Dataset rows describing interfaces:
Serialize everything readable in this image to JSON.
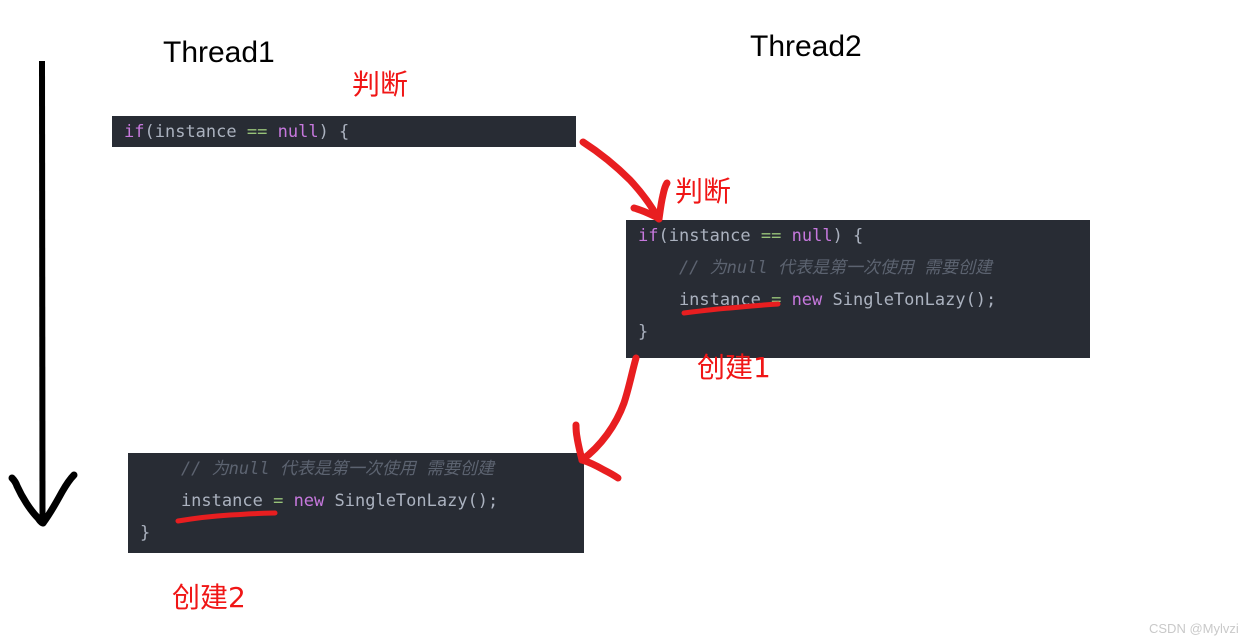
{
  "meta": {
    "background_color": "#ffffff",
    "code_bg_color": "#282c34",
    "annotation_color": "#f01616",
    "arrow_color": "#000000"
  },
  "threads": [
    {
      "id": "thread1",
      "label": "Thread1"
    },
    {
      "id": "thread2",
      "label": "Thread2"
    }
  ],
  "code_blocks": [
    {
      "id": "thread1-check",
      "lines": [
        [
          {
            "t": "if",
            "c": "kw"
          },
          {
            "t": "(",
            "c": "punc"
          },
          {
            "t": "instance",
            "c": "plain"
          },
          {
            "t": " ",
            "c": "plain"
          },
          {
            "t": "==",
            "c": "op"
          },
          {
            "t": " ",
            "c": "plain"
          },
          {
            "t": "null",
            "c": "kw"
          },
          {
            "t": ")",
            "c": "punc"
          },
          {
            "t": " {",
            "c": "punc"
          }
        ]
      ]
    },
    {
      "id": "thread2-check-create",
      "lines": [
        [
          {
            "t": "if",
            "c": "kw"
          },
          {
            "t": "(",
            "c": "punc"
          },
          {
            "t": "instance",
            "c": "plain"
          },
          {
            "t": " ",
            "c": "plain"
          },
          {
            "t": "==",
            "c": "op"
          },
          {
            "t": " ",
            "c": "plain"
          },
          {
            "t": "null",
            "c": "kw"
          },
          {
            "t": ")",
            "c": "punc"
          },
          {
            "t": " {",
            "c": "punc"
          }
        ],
        [
          {
            "t": "    // 为null 代表是第一次使用 需要创建",
            "c": "comment"
          }
        ],
        [
          {
            "t": "    instance ",
            "c": "plain"
          },
          {
            "t": "=",
            "c": "op"
          },
          {
            "t": " ",
            "c": "plain"
          },
          {
            "t": "new",
            "c": "new"
          },
          {
            "t": " SingleTonLazy();",
            "c": "type"
          }
        ],
        [
          {
            "t": "}",
            "c": "punc"
          }
        ]
      ]
    },
    {
      "id": "thread1-create",
      "lines": [
        [
          {
            "t": "    // 为null 代表是第一次使用 需要创建",
            "c": "comment"
          }
        ],
        [
          {
            "t": "    instance ",
            "c": "plain"
          },
          {
            "t": "=",
            "c": "op"
          },
          {
            "t": " ",
            "c": "plain"
          },
          {
            "t": "new",
            "c": "new"
          },
          {
            "t": " SingleTonLazy();",
            "c": "type"
          }
        ],
        [
          {
            "t": "}",
            "c": "punc"
          }
        ]
      ]
    }
  ],
  "annotations": [
    {
      "id": "annot-check-1",
      "label": "判断"
    },
    {
      "id": "annot-check-2",
      "label": "判断"
    },
    {
      "id": "annot-create-1",
      "label": "创建1"
    },
    {
      "id": "annot-create-2",
      "label": "创建2"
    }
  ],
  "icons": {
    "timeline_arrow": "down-arrow-icon",
    "flow_arrow_1": "curved-arrow-icon",
    "flow_arrow_2": "curved-arrow-icon",
    "underline_1": "red-underline-icon",
    "underline_2": "red-underline-icon"
  },
  "watermark": {
    "text": "CSDN @Mylvzi"
  }
}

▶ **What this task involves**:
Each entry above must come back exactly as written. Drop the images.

▶ **Final answer**:
Serialize everything readable in this image to JSON.
{
  "meta": {
    "background_color": "#ffffff",
    "code_bg_color": "#282c34",
    "annotation_color": "#f01616",
    "arrow_color": "#000000"
  },
  "threads": [
    {
      "id": "thread1",
      "label": "Thread1"
    },
    {
      "id": "thread2",
      "label": "Thread2"
    }
  ],
  "code_blocks": [
    {
      "id": "thread1-check",
      "lines": [
        [
          {
            "t": "if",
            "c": "kw"
          },
          {
            "t": "(",
            "c": "punc"
          },
          {
            "t": "instance",
            "c": "plain"
          },
          {
            "t": " ",
            "c": "plain"
          },
          {
            "t": "==",
            "c": "op"
          },
          {
            "t": " ",
            "c": "plain"
          },
          {
            "t": "null",
            "c": "kw"
          },
          {
            "t": ")",
            "c": "punc"
          },
          {
            "t": " {",
            "c": "punc"
          }
        ]
      ]
    },
    {
      "id": "thread2-check-create",
      "lines": [
        [
          {
            "t": "if",
            "c": "kw"
          },
          {
            "t": "(",
            "c": "punc"
          },
          {
            "t": "instance",
            "c": "plain"
          },
          {
            "t": " ",
            "c": "plain"
          },
          {
            "t": "==",
            "c": "op"
          },
          {
            "t": " ",
            "c": "plain"
          },
          {
            "t": "null",
            "c": "kw"
          },
          {
            "t": ")",
            "c": "punc"
          },
          {
            "t": " {",
            "c": "punc"
          }
        ],
        [
          {
            "t": "    // 为null 代表是第一次使用 需要创建",
            "c": "comment"
          }
        ],
        [
          {
            "t": "    instance ",
            "c": "plain"
          },
          {
            "t": "=",
            "c": "op"
          },
          {
            "t": " ",
            "c": "plain"
          },
          {
            "t": "new",
            "c": "new"
          },
          {
            "t": " SingleTonLazy();",
            "c": "type"
          }
        ],
        [
          {
            "t": "}",
            "c": "punc"
          }
        ]
      ]
    },
    {
      "id": "thread1-create",
      "lines": [
        [
          {
            "t": "    // 为null 代表是第一次使用 需要创建",
            "c": "comment"
          }
        ],
        [
          {
            "t": "    instance ",
            "c": "plain"
          },
          {
            "t": "=",
            "c": "op"
          },
          {
            "t": " ",
            "c": "plain"
          },
          {
            "t": "new",
            "c": "new"
          },
          {
            "t": " SingleTonLazy();",
            "c": "type"
          }
        ],
        [
          {
            "t": "}",
            "c": "punc"
          }
        ]
      ]
    }
  ],
  "annotations": [
    {
      "id": "annot-check-1",
      "label": "判断"
    },
    {
      "id": "annot-check-2",
      "label": "判断"
    },
    {
      "id": "annot-create-1",
      "label": "创建1"
    },
    {
      "id": "annot-create-2",
      "label": "创建2"
    }
  ],
  "icons": {
    "timeline_arrow": "down-arrow-icon",
    "flow_arrow_1": "curved-arrow-icon",
    "flow_arrow_2": "curved-arrow-icon",
    "underline_1": "red-underline-icon",
    "underline_2": "red-underline-icon"
  },
  "watermark": {
    "text": "CSDN @Mylvzi"
  }
}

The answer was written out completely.